Were I required to pick an intellectual hero, it would be the economist, author, and columnist Thomas Sowell. One of his periodic features was ’Random Thoughts on the Passing Scene.” Here are some of mine, as an homage. Or a ripoff. I’ll let you be the judge.

Speaking of Sowell, here’s his most recent appearance on the Hoover Institution’s ’Uncommon Knowledge” in which he discusses the new edition of his book Discrimination and Disparities. Would that we were all so productive and insightful at 89 years old.

And while I’m thinking about economists with a powerful and under-appreciated presence in the media and while I’m thinking about discrimination and disparities, I recommend that you check out The Glenn Show on Bloggingheads.tv. Glenn Loury, an economist at Brown University, hosts a series of insightful conversations with scholars and commentators. His most interesting conversations happen when he hosts his recurring guest John McWhorter.

Last summer, I suggested that, per cartoonist Zach Weinersmith’s suggestion, we could get a lot of Voltron cosplay for the $12 billion spent to bail out farmers hurt by the Trump tariffs. The administration is now spending $16 billion in new aid for farmers hurt by the tariffs. It’s as if consumers paying over $800,000 per job, per year for the new jobs created by the tariffs wasn’t enough. If this is ’winning,” I’d hate to see what it looks like to lose.

My AIER colleague Phil Magness explains some of the problems and pitfalls with inequality data. It’s important that discussions and debates be data-driven, but getting the facts right is a lot harder than it at first appears.
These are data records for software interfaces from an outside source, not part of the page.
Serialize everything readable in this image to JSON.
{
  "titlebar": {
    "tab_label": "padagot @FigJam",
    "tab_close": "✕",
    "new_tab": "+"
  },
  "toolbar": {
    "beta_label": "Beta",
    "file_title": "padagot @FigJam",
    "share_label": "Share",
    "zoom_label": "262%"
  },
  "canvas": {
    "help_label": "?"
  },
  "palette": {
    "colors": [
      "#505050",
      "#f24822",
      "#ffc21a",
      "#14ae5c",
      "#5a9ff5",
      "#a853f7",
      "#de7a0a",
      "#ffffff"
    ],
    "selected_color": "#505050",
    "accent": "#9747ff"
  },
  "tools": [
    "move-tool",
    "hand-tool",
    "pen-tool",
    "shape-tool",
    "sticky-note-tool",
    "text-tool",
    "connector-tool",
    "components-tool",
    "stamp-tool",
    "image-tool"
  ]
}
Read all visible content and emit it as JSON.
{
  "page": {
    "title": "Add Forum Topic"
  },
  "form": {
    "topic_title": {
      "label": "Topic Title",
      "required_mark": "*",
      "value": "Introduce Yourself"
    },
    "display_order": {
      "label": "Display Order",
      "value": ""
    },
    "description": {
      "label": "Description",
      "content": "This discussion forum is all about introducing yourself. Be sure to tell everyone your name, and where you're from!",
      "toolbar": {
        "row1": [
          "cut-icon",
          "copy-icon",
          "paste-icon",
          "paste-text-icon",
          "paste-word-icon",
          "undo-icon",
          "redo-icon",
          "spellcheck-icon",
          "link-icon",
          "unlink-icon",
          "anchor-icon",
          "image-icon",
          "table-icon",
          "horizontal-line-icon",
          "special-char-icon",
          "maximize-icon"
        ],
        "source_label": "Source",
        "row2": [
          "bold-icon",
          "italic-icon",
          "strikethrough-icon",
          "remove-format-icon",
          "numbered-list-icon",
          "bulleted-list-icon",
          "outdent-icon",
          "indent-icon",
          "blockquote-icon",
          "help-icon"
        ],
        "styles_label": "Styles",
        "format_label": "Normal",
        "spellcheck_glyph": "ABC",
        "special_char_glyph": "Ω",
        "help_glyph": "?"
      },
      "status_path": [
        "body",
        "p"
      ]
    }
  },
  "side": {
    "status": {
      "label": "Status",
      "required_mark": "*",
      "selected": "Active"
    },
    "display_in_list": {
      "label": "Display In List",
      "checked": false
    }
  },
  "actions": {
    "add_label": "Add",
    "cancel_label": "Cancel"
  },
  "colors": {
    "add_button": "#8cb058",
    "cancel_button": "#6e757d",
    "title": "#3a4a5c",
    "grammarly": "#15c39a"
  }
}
The American Economic Association has launched a new journal for shorter papers called American Economic Review: Insights. In the first article of the very first issue, we learn from the economists Francesco Caselli and Alan Manning that it’s pretty unlikely that automation will take our jobs and lower our wages.

Email is a scourge, but there are few better announcements you can see in your inbox than ’leftovers from [event] are in the kitchen.”

For all the world’s problems, it’s amazing how much we can trust strangers. When you go to a coffee shop, you can ask a total stranger to watch your stuff for a few minutes while you run to the restroom or whatever and be virtually certain that it will be there when you get back.

The electronic age brings this into high relief: go to virtually any park or other public place and you will see people tapping away on electronic devices worth a few hundred dollars without any serious fear that they’ll get robbed. The late economist Douglass C. North (I eulogized him here) emphasized the importance of institutions making impersonal exchange possible, and a considerable body of scholarship emphasizes the importance of social trust.

Along these lines, ne of the latest-but-unread additions to my Kindle library is David C. Rose’s Why Culture Matters Most. Rose, an economist at the University of Missouri-St. Louis, is also the author of the excellent The Moral Foundation of Economic Behavior. Here, he discusses Why Culture Matters Most at the University of Colorado-Boulder. My recent experience with the benefits of generalized social trust makes me realize I need to read the book ASAP.